(Saved entries)
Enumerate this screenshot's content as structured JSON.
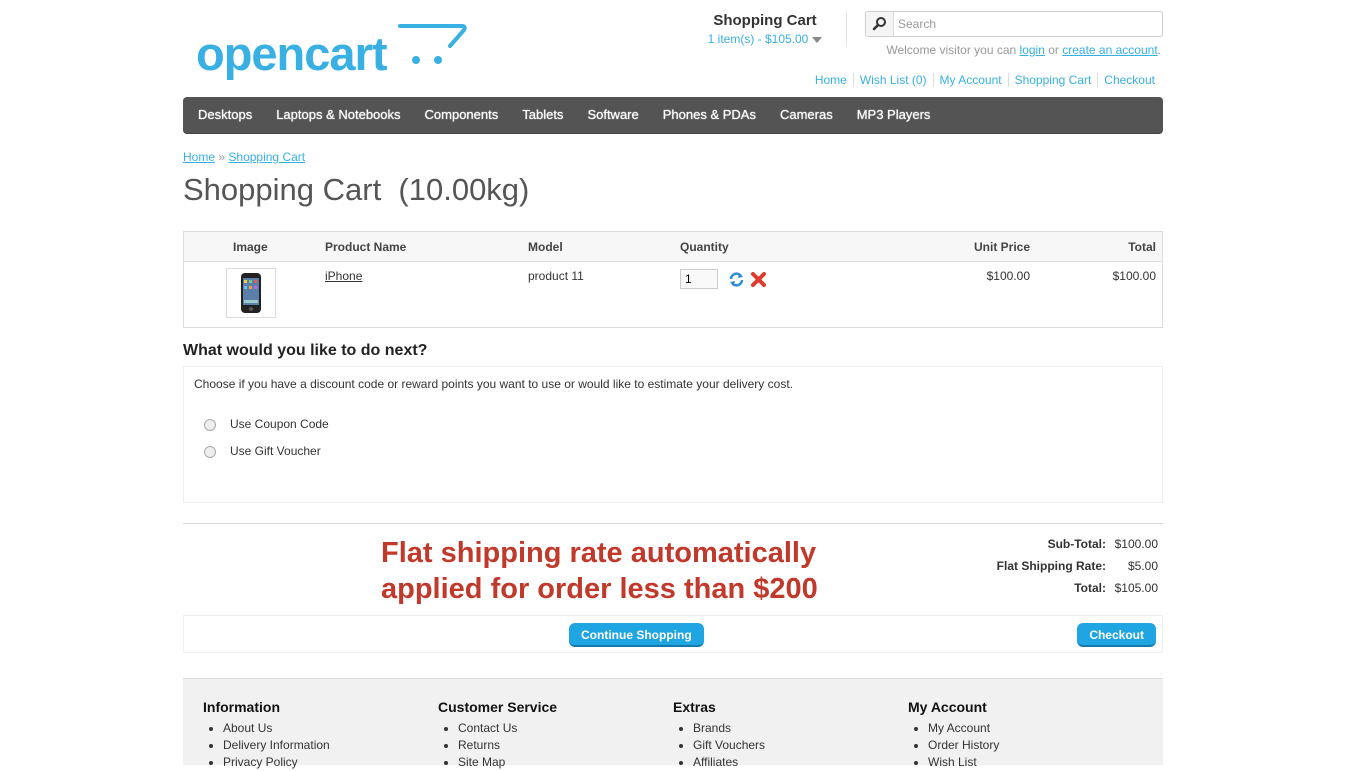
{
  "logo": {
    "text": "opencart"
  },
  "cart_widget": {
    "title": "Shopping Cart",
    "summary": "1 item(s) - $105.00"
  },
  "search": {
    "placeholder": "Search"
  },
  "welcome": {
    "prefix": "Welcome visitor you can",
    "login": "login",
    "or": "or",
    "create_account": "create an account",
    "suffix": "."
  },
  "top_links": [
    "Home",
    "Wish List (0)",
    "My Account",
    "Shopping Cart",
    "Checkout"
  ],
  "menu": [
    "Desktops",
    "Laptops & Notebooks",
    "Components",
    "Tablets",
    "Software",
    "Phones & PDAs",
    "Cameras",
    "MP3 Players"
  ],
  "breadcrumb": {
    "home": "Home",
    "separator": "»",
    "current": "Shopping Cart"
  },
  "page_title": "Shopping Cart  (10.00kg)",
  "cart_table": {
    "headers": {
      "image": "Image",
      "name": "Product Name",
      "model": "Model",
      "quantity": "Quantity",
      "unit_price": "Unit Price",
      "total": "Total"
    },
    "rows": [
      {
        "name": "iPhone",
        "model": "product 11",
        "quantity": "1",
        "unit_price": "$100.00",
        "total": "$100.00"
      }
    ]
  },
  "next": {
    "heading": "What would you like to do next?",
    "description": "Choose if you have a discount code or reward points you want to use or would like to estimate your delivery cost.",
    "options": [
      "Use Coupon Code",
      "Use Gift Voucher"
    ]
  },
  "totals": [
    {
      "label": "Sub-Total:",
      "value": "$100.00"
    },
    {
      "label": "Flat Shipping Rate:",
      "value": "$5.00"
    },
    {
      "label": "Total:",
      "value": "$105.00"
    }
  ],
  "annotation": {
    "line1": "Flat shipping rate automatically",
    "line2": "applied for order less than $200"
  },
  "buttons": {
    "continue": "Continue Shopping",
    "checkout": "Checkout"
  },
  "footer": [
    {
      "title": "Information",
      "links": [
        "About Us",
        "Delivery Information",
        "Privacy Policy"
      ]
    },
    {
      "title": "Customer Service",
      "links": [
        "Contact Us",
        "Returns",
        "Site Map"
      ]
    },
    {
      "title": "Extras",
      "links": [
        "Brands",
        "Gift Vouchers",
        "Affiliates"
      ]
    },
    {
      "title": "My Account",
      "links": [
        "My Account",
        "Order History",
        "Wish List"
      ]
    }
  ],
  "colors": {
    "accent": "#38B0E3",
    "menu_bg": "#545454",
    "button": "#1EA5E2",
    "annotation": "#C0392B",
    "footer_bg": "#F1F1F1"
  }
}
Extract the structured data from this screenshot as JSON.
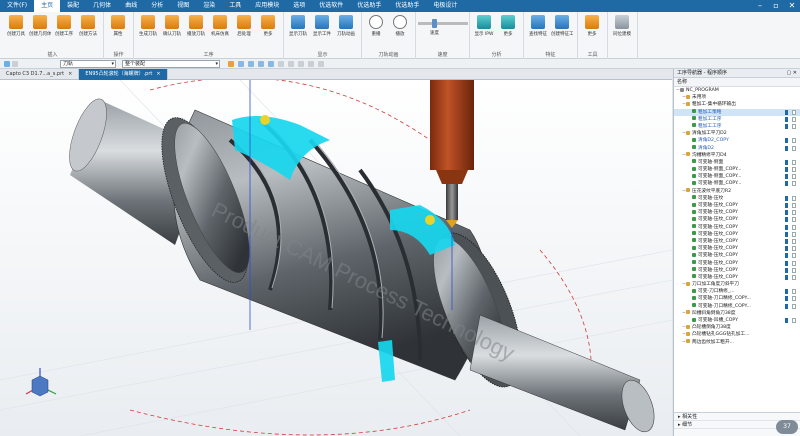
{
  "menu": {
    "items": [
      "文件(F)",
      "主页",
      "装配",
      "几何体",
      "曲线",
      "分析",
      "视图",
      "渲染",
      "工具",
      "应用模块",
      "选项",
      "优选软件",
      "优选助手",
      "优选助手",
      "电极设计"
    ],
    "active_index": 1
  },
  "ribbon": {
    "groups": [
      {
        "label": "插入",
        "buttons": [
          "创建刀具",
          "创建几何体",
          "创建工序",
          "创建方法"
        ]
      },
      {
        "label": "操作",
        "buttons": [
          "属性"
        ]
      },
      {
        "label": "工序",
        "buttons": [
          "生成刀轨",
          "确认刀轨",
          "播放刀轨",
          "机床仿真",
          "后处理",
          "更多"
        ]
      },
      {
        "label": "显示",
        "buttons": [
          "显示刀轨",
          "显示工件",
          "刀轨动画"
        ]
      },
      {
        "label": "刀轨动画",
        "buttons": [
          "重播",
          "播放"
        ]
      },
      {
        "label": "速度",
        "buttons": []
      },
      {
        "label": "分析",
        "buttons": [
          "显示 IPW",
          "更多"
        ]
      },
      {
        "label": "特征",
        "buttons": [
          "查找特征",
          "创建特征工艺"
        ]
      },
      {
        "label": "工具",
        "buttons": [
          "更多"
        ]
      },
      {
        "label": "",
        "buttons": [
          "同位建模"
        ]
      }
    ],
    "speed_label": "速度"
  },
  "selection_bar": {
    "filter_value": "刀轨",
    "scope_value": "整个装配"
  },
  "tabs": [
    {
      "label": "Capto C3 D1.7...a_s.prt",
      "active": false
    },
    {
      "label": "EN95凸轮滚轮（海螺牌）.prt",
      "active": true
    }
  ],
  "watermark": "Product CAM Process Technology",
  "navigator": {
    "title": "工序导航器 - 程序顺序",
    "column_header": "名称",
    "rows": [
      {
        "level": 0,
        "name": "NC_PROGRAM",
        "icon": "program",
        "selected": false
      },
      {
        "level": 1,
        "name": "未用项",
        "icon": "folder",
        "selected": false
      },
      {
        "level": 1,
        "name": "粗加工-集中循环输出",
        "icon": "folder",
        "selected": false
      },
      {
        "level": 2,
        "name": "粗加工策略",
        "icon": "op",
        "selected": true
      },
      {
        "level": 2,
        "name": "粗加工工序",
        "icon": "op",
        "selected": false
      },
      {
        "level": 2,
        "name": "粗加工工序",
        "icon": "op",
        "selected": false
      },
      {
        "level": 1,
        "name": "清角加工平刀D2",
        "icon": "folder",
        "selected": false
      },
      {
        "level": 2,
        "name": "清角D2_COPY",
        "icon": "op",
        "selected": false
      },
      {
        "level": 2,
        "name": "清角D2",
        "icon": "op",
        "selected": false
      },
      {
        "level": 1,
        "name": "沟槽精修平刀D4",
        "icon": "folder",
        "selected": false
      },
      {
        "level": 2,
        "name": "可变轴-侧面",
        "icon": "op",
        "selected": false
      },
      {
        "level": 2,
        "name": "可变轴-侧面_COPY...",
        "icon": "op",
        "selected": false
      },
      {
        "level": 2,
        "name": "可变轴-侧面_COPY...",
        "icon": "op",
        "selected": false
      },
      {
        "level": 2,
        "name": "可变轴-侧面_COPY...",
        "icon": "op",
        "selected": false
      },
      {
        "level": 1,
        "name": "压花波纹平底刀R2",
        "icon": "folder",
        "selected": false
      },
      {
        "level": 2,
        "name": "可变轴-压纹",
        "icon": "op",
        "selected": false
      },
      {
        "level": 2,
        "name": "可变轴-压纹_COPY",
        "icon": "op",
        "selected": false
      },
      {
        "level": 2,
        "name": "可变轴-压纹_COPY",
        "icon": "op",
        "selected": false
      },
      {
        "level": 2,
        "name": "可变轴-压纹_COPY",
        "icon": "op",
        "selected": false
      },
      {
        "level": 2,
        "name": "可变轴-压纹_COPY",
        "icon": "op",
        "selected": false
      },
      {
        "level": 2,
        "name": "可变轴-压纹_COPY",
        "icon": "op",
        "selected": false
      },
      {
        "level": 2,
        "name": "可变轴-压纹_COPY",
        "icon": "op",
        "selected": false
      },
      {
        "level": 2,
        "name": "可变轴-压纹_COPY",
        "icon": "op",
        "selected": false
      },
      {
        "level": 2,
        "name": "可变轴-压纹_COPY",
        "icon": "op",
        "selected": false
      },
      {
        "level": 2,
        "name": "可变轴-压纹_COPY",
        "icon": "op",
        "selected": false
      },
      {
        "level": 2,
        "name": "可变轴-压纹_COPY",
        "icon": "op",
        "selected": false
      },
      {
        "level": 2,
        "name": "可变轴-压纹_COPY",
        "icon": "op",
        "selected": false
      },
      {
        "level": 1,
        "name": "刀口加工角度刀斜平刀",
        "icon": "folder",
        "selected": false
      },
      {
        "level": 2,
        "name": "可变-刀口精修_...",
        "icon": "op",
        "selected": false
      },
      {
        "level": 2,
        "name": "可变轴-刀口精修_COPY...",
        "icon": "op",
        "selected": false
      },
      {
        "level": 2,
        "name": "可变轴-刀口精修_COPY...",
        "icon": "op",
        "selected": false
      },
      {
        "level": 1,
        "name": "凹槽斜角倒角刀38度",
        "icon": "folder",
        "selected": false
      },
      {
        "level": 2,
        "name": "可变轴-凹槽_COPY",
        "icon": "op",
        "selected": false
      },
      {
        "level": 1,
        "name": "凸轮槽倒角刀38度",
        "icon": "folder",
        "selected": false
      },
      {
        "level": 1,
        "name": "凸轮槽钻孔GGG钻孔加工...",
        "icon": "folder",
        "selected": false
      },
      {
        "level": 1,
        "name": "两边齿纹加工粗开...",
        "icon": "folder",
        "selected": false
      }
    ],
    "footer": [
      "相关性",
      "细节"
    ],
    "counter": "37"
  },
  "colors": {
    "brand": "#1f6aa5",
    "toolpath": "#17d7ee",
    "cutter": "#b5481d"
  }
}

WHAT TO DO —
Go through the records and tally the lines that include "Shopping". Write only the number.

OUTPUT BELOW —
5